By Joshua Dillen
Extreme drought conditions this year are effecting the local water supply and mandatory usage restrictions may come into play before summer ends for Baker City residents.
The city’s watershed continues to provide less water than normal as the summer progresses.
City staff have been monitoring usage and will make a determination by Tuesday whether mandatory water use restrictions will be implemented, Michelle Owen, Public Works director, said.
“If the curtailment ordinance is activated then it would be activated at Stage 2 and odd/even irrigation would be required of residents rather than just voluntary as it is now,” she stated in an email.
At Stage 2 the city’s water curtailment ordinance allows the city to impose restrictions on water usage. When demand for water to the city’s users is 80 percent of the water supply and Goodrich and the aquifer storage recovery (ASR) well are being used, Stage 2 is triggered.
Stages 3 and 4 are put into place when Goodrich is at half and quarter capacity respectively and demand is at 90 percent.
At Stage 3, lawn watering and car and driveway washing will be prohibited and parks, cemetery, school and sports complex irrigation will cease.
At Stage 4 — which is emergency status — only water for human and animal consumption, and water for proper health and sanitation will be allowed from the domestic water supply.
The water curtailment ordinance can be read at the city’s website: www.bakercity.com/government/ordinances.

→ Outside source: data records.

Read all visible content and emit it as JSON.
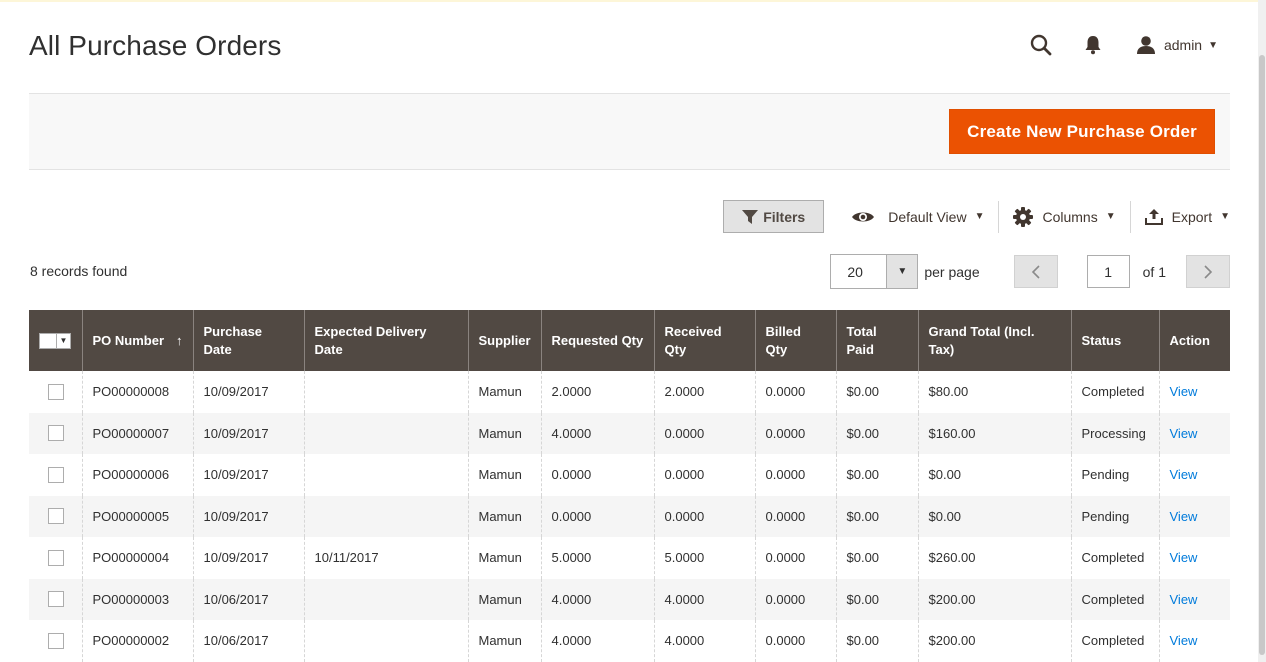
{
  "page": {
    "title": "All Purchase Orders"
  },
  "header": {
    "user_label": "admin"
  },
  "action_bar": {
    "create_button": "Create New Purchase Order"
  },
  "toolbar": {
    "filters": "Filters",
    "view": "Default View",
    "columns": "Columns",
    "export": "Export"
  },
  "records_found": "8 records found",
  "pager": {
    "per_page_value": "20",
    "per_page_label": "per page",
    "current_page": "1",
    "of_pages": "of 1"
  },
  "grid": {
    "headers": {
      "po_number": "PO Number",
      "purchase_date": "Purchase Date",
      "expected_delivery": "Expected Delivery Date",
      "supplier": "Supplier",
      "requested_qty": "Requested Qty",
      "received_qty": "Received Qty",
      "billed_qty": "Billed Qty",
      "total_paid": "Total Paid",
      "grand_total": "Grand Total (Incl. Tax)",
      "status": "Status",
      "action": "Action"
    },
    "rows": [
      {
        "po": "PO00000008",
        "date": "10/09/2017",
        "expected": "",
        "supplier": "Mamun",
        "requested": "2.0000",
        "received": "2.0000",
        "billed": "0.0000",
        "paid": "$0.00",
        "grand": "$80.00",
        "status": "Completed",
        "action": "View"
      },
      {
        "po": "PO00000007",
        "date": "10/09/2017",
        "expected": "",
        "supplier": "Mamun",
        "requested": "4.0000",
        "received": "0.0000",
        "billed": "0.0000",
        "paid": "$0.00",
        "grand": "$160.00",
        "status": "Processing",
        "action": "View"
      },
      {
        "po": "PO00000006",
        "date": "10/09/2017",
        "expected": "",
        "supplier": "Mamun",
        "requested": "0.0000",
        "received": "0.0000",
        "billed": "0.0000",
        "paid": "$0.00",
        "grand": "$0.00",
        "status": "Pending",
        "action": "View"
      },
      {
        "po": "PO00000005",
        "date": "10/09/2017",
        "expected": "",
        "supplier": "Mamun",
        "requested": "0.0000",
        "received": "0.0000",
        "billed": "0.0000",
        "paid": "$0.00",
        "grand": "$0.00",
        "status": "Pending",
        "action": "View"
      },
      {
        "po": "PO00000004",
        "date": "10/09/2017",
        "expected": "10/11/2017",
        "supplier": "Mamun",
        "requested": "5.0000",
        "received": "5.0000",
        "billed": "0.0000",
        "paid": "$0.00",
        "grand": "$260.00",
        "status": "Completed",
        "action": "View"
      },
      {
        "po": "PO00000003",
        "date": "10/06/2017",
        "expected": "",
        "supplier": "Mamun",
        "requested": "4.0000",
        "received": "4.0000",
        "billed": "0.0000",
        "paid": "$0.00",
        "grand": "$200.00",
        "status": "Completed",
        "action": "View"
      },
      {
        "po": "PO00000002",
        "date": "10/06/2017",
        "expected": "",
        "supplier": "Mamun",
        "requested": "4.0000",
        "received": "4.0000",
        "billed": "0.0000",
        "paid": "$0.00",
        "grand": "$200.00",
        "status": "Completed",
        "action": "View"
      }
    ]
  }
}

Since the beginning of July, municipal water users have been asked by the city to voluntarily conserve water by irrigating on odd or even dates corresponding to their addresses.

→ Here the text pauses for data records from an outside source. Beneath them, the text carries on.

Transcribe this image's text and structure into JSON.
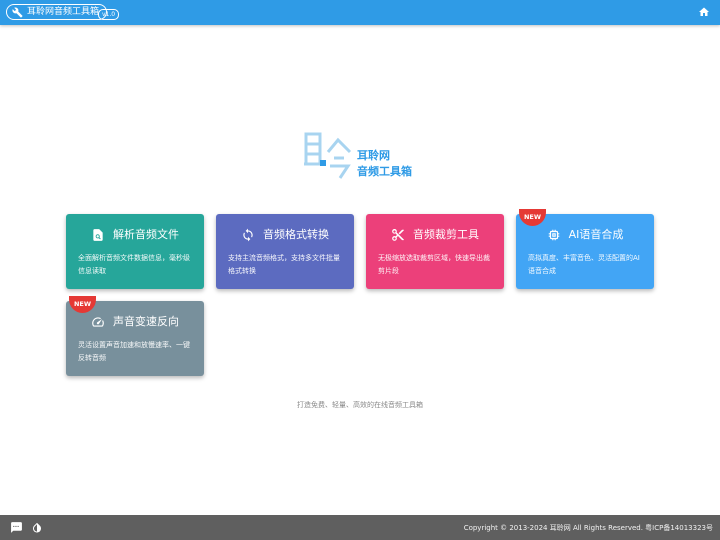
{
  "header": {
    "app_name": "耳聆网音频工具箱",
    "version": "v1.0",
    "tool_icon": "tools-icon",
    "home_icon": "home-icon"
  },
  "logo": {
    "line1": "耳聆网",
    "line2": "音频工具箱",
    "color": "#2f9be6"
  },
  "tools": [
    {
      "title": "解析音频文件",
      "desc": "全面解析音频文件数据信息，毫秒级信息读取",
      "icon": "audio-file-search-icon",
      "color": "#26a69a",
      "is_new": false
    },
    {
      "title": "音频格式转换",
      "desc": "支持主流音频格式，支持多文件批量格式转换",
      "icon": "convert-icon",
      "color": "#5c6bc0",
      "is_new": false
    },
    {
      "title": "音频裁剪工具",
      "desc": "无极缩放选取裁剪区域，快速导出裁剪片段",
      "icon": "scissors-icon",
      "color": "#ec407a",
      "is_new": false
    },
    {
      "title": "AI语音合成",
      "desc": "高拟真度、丰富音色、灵活配置的AI语音合成",
      "icon": "chip-icon",
      "color": "#42a5f5",
      "is_new": true
    },
    {
      "title": "声音变速反向",
      "desc": "灵活设置声音加速和放慢速率、一键反转音频",
      "icon": "speedometer-icon",
      "color": "#78909c",
      "is_new": true
    }
  ],
  "new_label": "NEW",
  "tagline": "打造免费、轻量、高效的在线音频工具箱",
  "footer": {
    "copyright": "Copyright © 2013-2024 耳聆网 All Rights Reserved. 粤ICP备14013323号",
    "chat_icon": "chat-icon",
    "theme_icon": "theme-drop-icon"
  }
}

(This means that if your address is an odd number you should irrigate on the odd days of the month and if your address ends in an even number you should irrigate on even days of the month.)
Larry McBroom, the city’s engineering supervisor, estimates that the voluntary conservation has saved about a million gallons of water per day since the request.

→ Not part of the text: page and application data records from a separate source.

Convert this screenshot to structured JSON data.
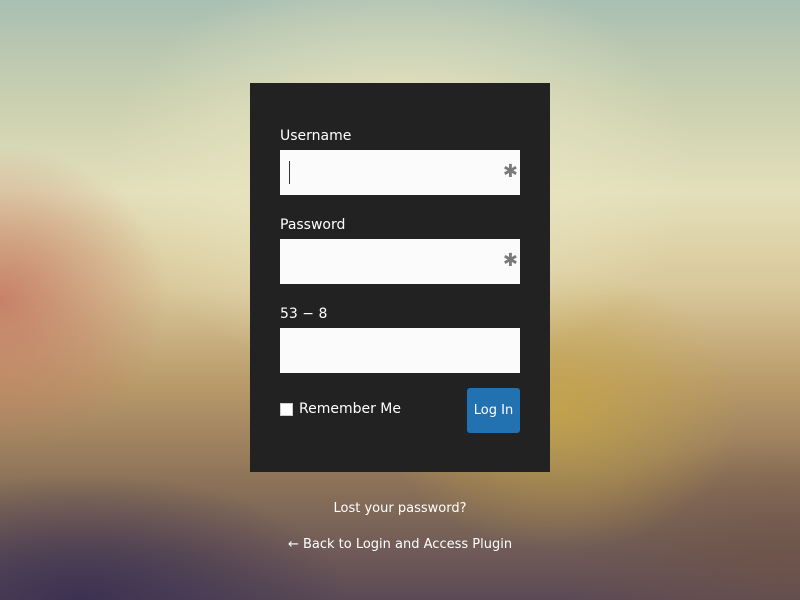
{
  "login_form": {
    "username_label": "Username",
    "username_value": "",
    "password_label": "Password",
    "password_value": "",
    "captcha_label": "53 − 8",
    "captcha_value": "",
    "required_marker": "✱",
    "remember_label": "Remember Me",
    "remember_checked": false,
    "submit_label": "Log In",
    "submit_color": "#2271b1",
    "panel_color": "#222222"
  },
  "footer_links": {
    "lost_password": "Lost your password?",
    "back_to_site": "← Back to Login and Access Plugin"
  }
}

The school district, parks and cemetery were asked to limit their irrigation before the voluntary request was made of city users, Owen said.
The city has asked them to conserve a little more.
See more in today's issue of the Baker City Herald.